  • Costs related to the purchase of a participant’s principal residence, excluding mortgage payments;

  • Tuition, related educational fees and room and board expenses for up to the next 12 months of post-secondary education for the participant or the participant’s spouse, children, dependents or beneficiaries;

  • Payments necessary to prevent the eviction of the participant from the participant’s principal residence or foreclosure on the mortgage on that residence;

  • Burial or funeral expenses for the participant’s parents, spouse, children, dependents or beneficiaries; or

  • Certain expenses to repair damage to the participant’s principal residence.

Participants must first have taken all other permitted withdrawals and loans available from all plans maintained by the employer.

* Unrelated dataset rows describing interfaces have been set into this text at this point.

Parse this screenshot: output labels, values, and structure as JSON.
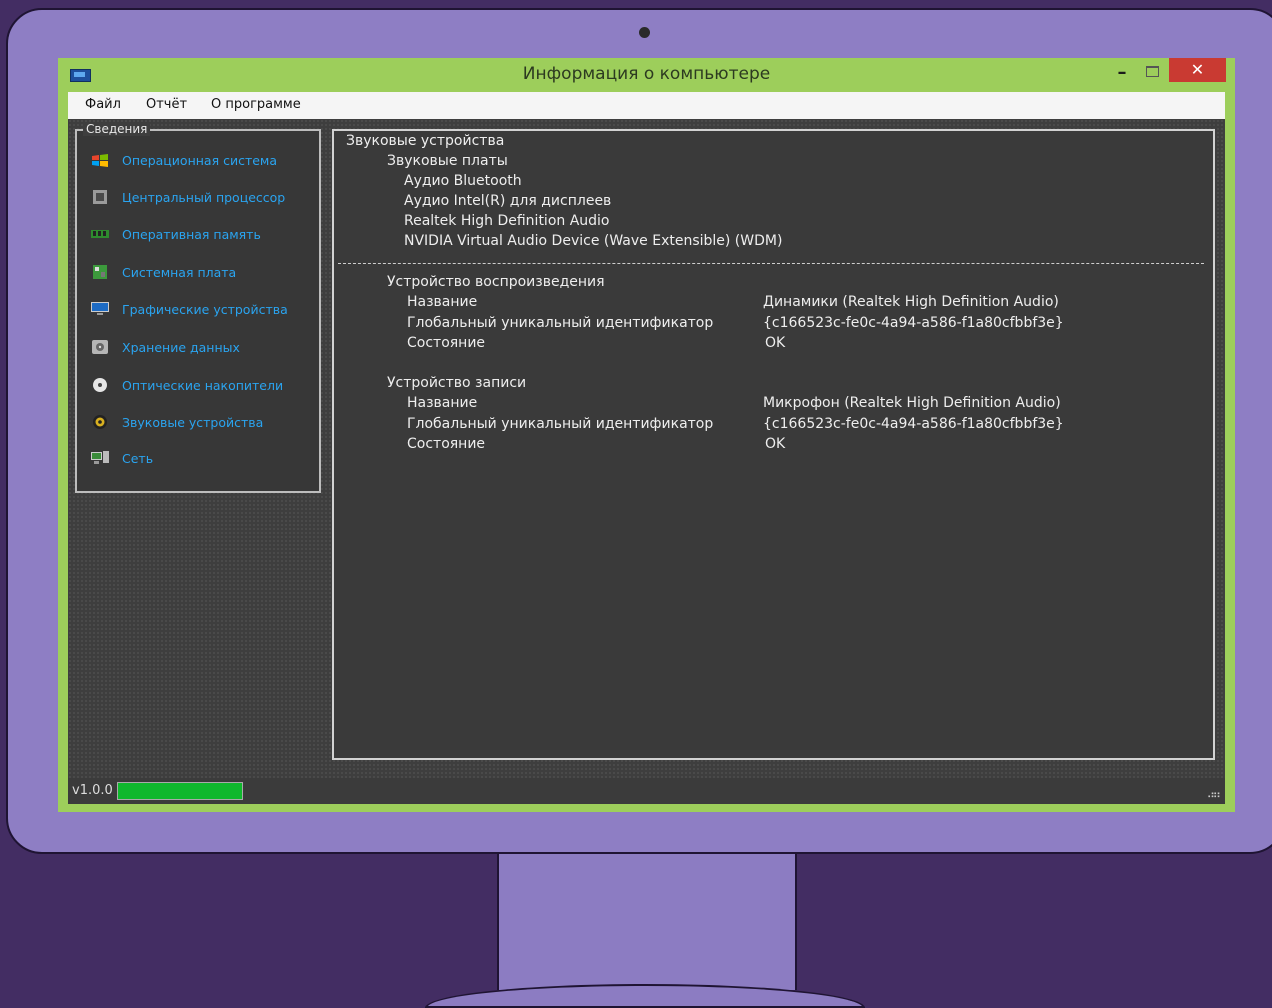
{
  "window": {
    "title": "Информация о компьютере",
    "minimize_glyph": "–",
    "close_glyph": "✕"
  },
  "menu": {
    "items": [
      "Файл",
      "Отчёт",
      "О программе"
    ]
  },
  "sidebar": {
    "group_title": "Сведения",
    "items": [
      {
        "label": "Операционная система",
        "icon": "windows-logo-icon"
      },
      {
        "label": "Центральный процессор",
        "icon": "cpu-icon"
      },
      {
        "label": "Оперативная память",
        "icon": "ram-icon"
      },
      {
        "label": "Системная плата",
        "icon": "motherboard-icon"
      },
      {
        "label": "Графические устройства",
        "icon": "monitor-icon"
      },
      {
        "label": "Хранение данных",
        "icon": "hard-drive-icon"
      },
      {
        "label": "Оптические накопители",
        "icon": "optical-disc-icon"
      },
      {
        "label": "Звуковые устройства",
        "icon": "speaker-icon"
      },
      {
        "label": "Сеть",
        "icon": "network-icon"
      }
    ],
    "label_color": "#2aa4f0"
  },
  "details": {
    "heading": "Звуковые устройства",
    "cards_heading": "Звуковые платы",
    "cards": [
      "Аудио Bluetooth",
      "Аудио Intel(R) для дисплеев",
      "Realtek High Definition Audio",
      "NVIDIA Virtual Audio Device (Wave Extensible) (WDM)"
    ],
    "playback": {
      "heading": "Устройство воспроизведения",
      "rows": [
        {
          "key": "Название",
          "value": "Динамики (Realtek High Definition Audio)"
        },
        {
          "key": "Глобальный уникальный идентификатор",
          "value": "{c166523c-fe0c-4a94-a586-f1a80cfbbf3e}"
        },
        {
          "key": "Состояние",
          "value": "OK"
        }
      ]
    },
    "recording": {
      "heading": "Устройство записи",
      "rows": [
        {
          "key": "Название",
          "value": "Микрофон (Realtek High Definition Audio)"
        },
        {
          "key": "Глобальный уникальный идентификатор",
          "value": "{c166523c-fe0c-4a94-a586-f1a80cfbbf3e}"
        },
        {
          "key": "Состояние",
          "value": "OK"
        }
      ]
    }
  },
  "status": {
    "version": "v1.0.0",
    "progress": 1.0,
    "progress_color": "#0fb82d"
  },
  "colors": {
    "window_frame": "#9dce5b",
    "close_button": "#c93a32",
    "monitor_bezel": "#8e7ec4",
    "background": "#432d63"
  }
}
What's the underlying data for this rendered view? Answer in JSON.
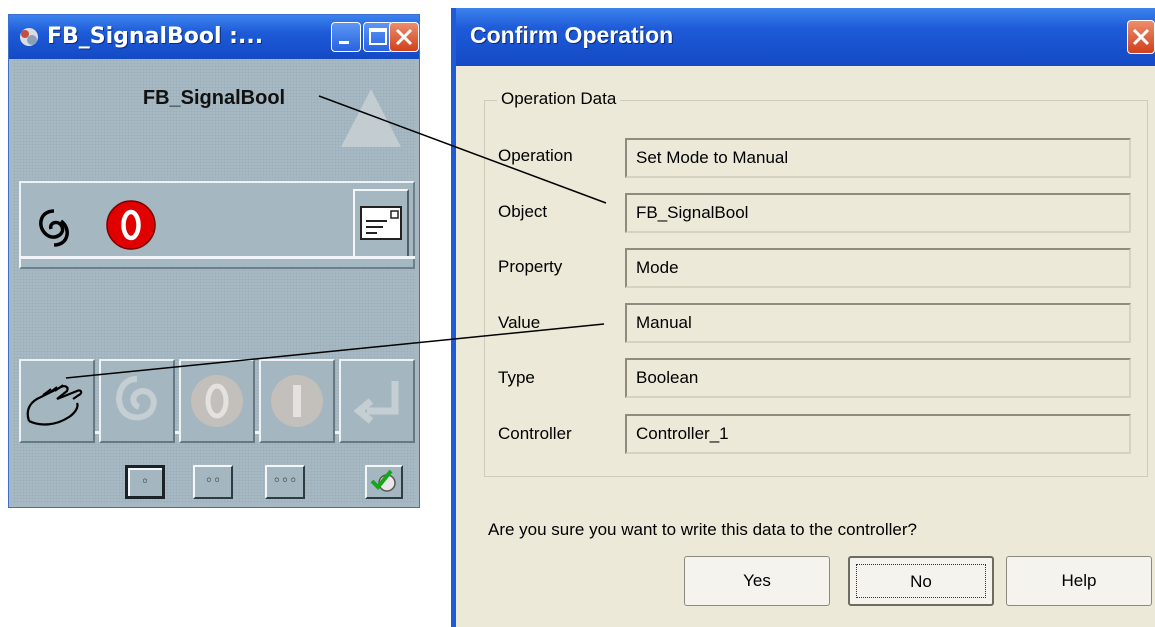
{
  "faceplate": {
    "title": "FB_SignalBool :...",
    "object_name": "FB_SignalBool",
    "icons": [
      "process-icon",
      "spiral-icon",
      "stop-icon",
      "message-icon"
    ],
    "operator_buttons": [
      "hand-icon",
      "auto-icon",
      "off-icon",
      "on-icon",
      "enter-icon"
    ],
    "view_buttons": [
      "◦",
      "◦◦",
      "◦◦◦"
    ],
    "tool_icon": "check-tools-icon"
  },
  "dialog": {
    "title": "Confirm Operation",
    "group_label": "Operation Data",
    "rows": [
      {
        "label": "Operation",
        "value": "Set Mode to Manual"
      },
      {
        "label": "Object",
        "value": "FB_SignalBool"
      },
      {
        "label": "Property",
        "value": "Mode"
      },
      {
        "label": "Value",
        "value": "Manual"
      },
      {
        "label": "Type",
        "value": "Boolean"
      },
      {
        "label": "Controller",
        "value": "Controller_1"
      }
    ],
    "question": "Are you sure you want to write this data to the controller?",
    "buttons": {
      "yes": "Yes",
      "no": "No",
      "help": "Help"
    }
  },
  "colors": {
    "titlebar": "#1e5bd8",
    "faceplate_bg": "#a7b9c3",
    "dialog_bg": "#ece9d8",
    "stop_red": "#e00000"
  }
}
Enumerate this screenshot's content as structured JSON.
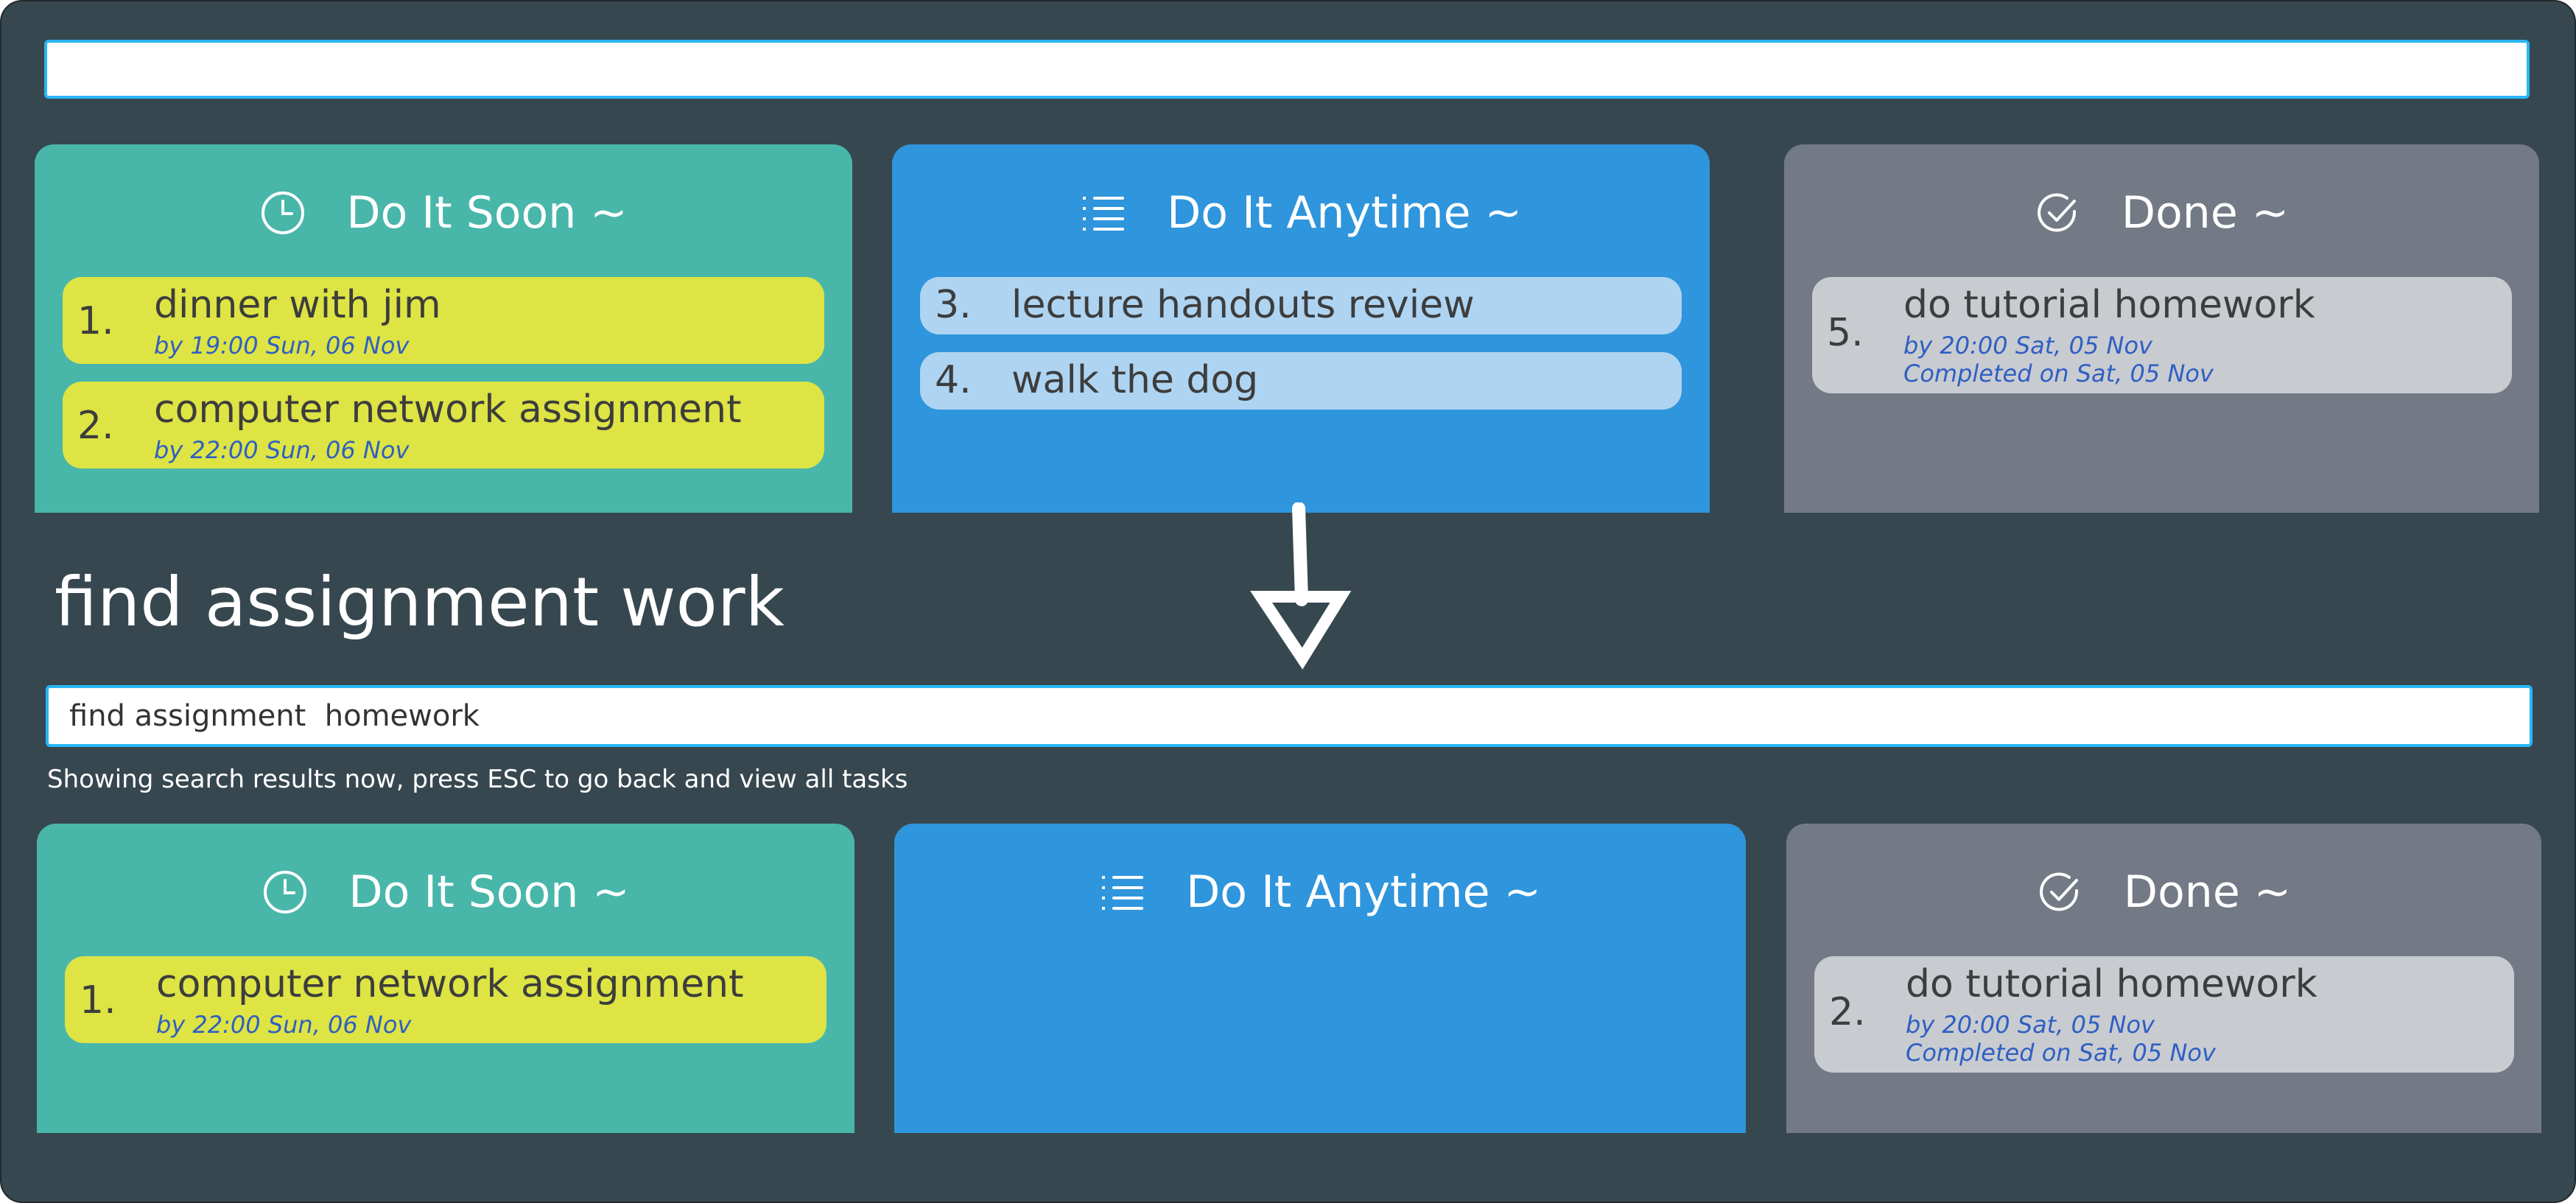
{
  "top": {
    "command_value": "",
    "columns": {
      "soon": {
        "title": "Do It Soon ~",
        "tasks": [
          {
            "index": "1.",
            "title": "dinner with jim",
            "deadline": "by 19:00 Sun, 06 Nov"
          },
          {
            "index": "2.",
            "title": "computer network assignment",
            "deadline": "by 22:00 Sun, 06 Nov"
          }
        ]
      },
      "anytime": {
        "title": "Do It Anytime ~",
        "tasks": [
          {
            "index": "3.",
            "title": "lecture handouts review"
          },
          {
            "index": "4.",
            "title": "walk the dog"
          }
        ]
      },
      "done": {
        "title": "Done ~",
        "tasks": [
          {
            "index": "5.",
            "title": "do tutorial homework",
            "deadline": "by 20:00 Sat, 05 Nov",
            "completed": "Completed on Sat, 05 Nov"
          }
        ]
      }
    }
  },
  "caption": "find assignment work",
  "bottom": {
    "command_value": "find assignment  homework",
    "result_message": "Showing search results now, press ESC to go back and view all tasks",
    "columns": {
      "soon": {
        "title": "Do It Soon ~",
        "tasks": [
          {
            "index": "1.",
            "title": "computer network assignment",
            "deadline": "by 22:00 Sun, 06 Nov"
          }
        ]
      },
      "anytime": {
        "title": "Do It Anytime ~",
        "tasks": []
      },
      "done": {
        "title": "Done ~",
        "tasks": [
          {
            "index": "2.",
            "title": "do tutorial homework",
            "deadline": "by 20:00 Sat, 05 Nov",
            "completed": "Completed on Sat, 05 Nov"
          }
        ]
      }
    }
  },
  "icons": {
    "soon": "clock-icon",
    "anytime": "list-icon",
    "done": "check-circle-icon",
    "arrow": "down-arrow-icon"
  },
  "colors": {
    "background": "#37474f",
    "soon": "#49b6aa",
    "anytime": "#2f95dc",
    "done": "#737985",
    "card_yellow": "#dde444",
    "card_light_blue": "#aed4f2",
    "card_grey": "#c8cbd0",
    "deadline_text": "#2f5fc2",
    "input_border": "#29b6f6"
  }
}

A loan is not required if the burden of loan repayments would worsen the participant’s financial situation. Participants are not permitted to make any contributions to any plan sponsored by the employer for at least six months after receipt of the hardship withdrawal.

The above mandated requirements are only applicable to salary deferrals. Some plans also permit hardship withdrawals from profit sharing and matching contribution accounts, which are permitted to have less restrictive hardship withdrawal requirements. To simplify plan administration, some plans apply the salary deferral rules to all accounts. Safe harbor employer contributions are not available for in-service distribution prior to age 59½.

IRS Special Tax Notice and Reporting

Before making a distribution election, each participant must be given a “Special Tax Notice Regarding Plan Payments” which explains the tax consequences of distributions. Plan distributions are reported to the IRS on Form 1099-R which includes information concerning the type of distribution, taxable amount, taxes withheld and whether or not the 10% penalty is applicable.


Distribution decisions hold myriad consequences. Employees who do not consider the tax consequences may be in for a rude awakening when they complete their tax returns and discover that not only do they owe additional income taxes on the distributed amount but also a 10% penalty. Plan administrators need to be aware of these complex rules in order to communicate effectively with participants seeking to take distributions from the plan.

2017 IRS Annual Limits

Each year the U.S. government adjusts the limits for qualified plans and Social Security to reflect cost of living adjustments and changes in the law. Many of these limits are based on the “plan year.” The elective deferral and catch-up limits are always based on the calendar year. Here are the 2017 limits as well as the 2016 limits for comparative purposes:

2017 2016

Maximum compensation limit $270,000 $265,000

Defined contribution plan maximum contribution $54,000 $53,000

Defined benefit plan maximum benefit $215,000 $210,000

401(k), 403(b) and 457 plan elective maximum elective deferrals $18,000 $18,000

Catch-up contributions $6,000 $6,000

SIMPLE plan elective deferrals $12,500 $12,500

Catch-up contributions $3,000 $3,000

IRA $5,500 $5,500

Catch-up contributions $1,000 $1,000

“Highly Compensated” employee threshold $120,000 $120,000

“Key Employee” (officer) threshold $175,000 $170,000

Social Security taxable wage base $127,200 $118,500

This newsletter is intended to provide general information on matters of interest in the area of qualified retirement plans and is distributed with the understanding that the publisher and distributor are not rendering legal, tax or other professional advice. Readers should not act or rely on any information in this newsletter without first seeking the advice of an independent tax advisor such as an attorney or CPA.

2 views0 comments

Recent Posts

See All

Navigating Distributions

The first quarter of the calendar year typically sees an uptick in the number of retirement plan distributions and participant loans. This y


bottom of page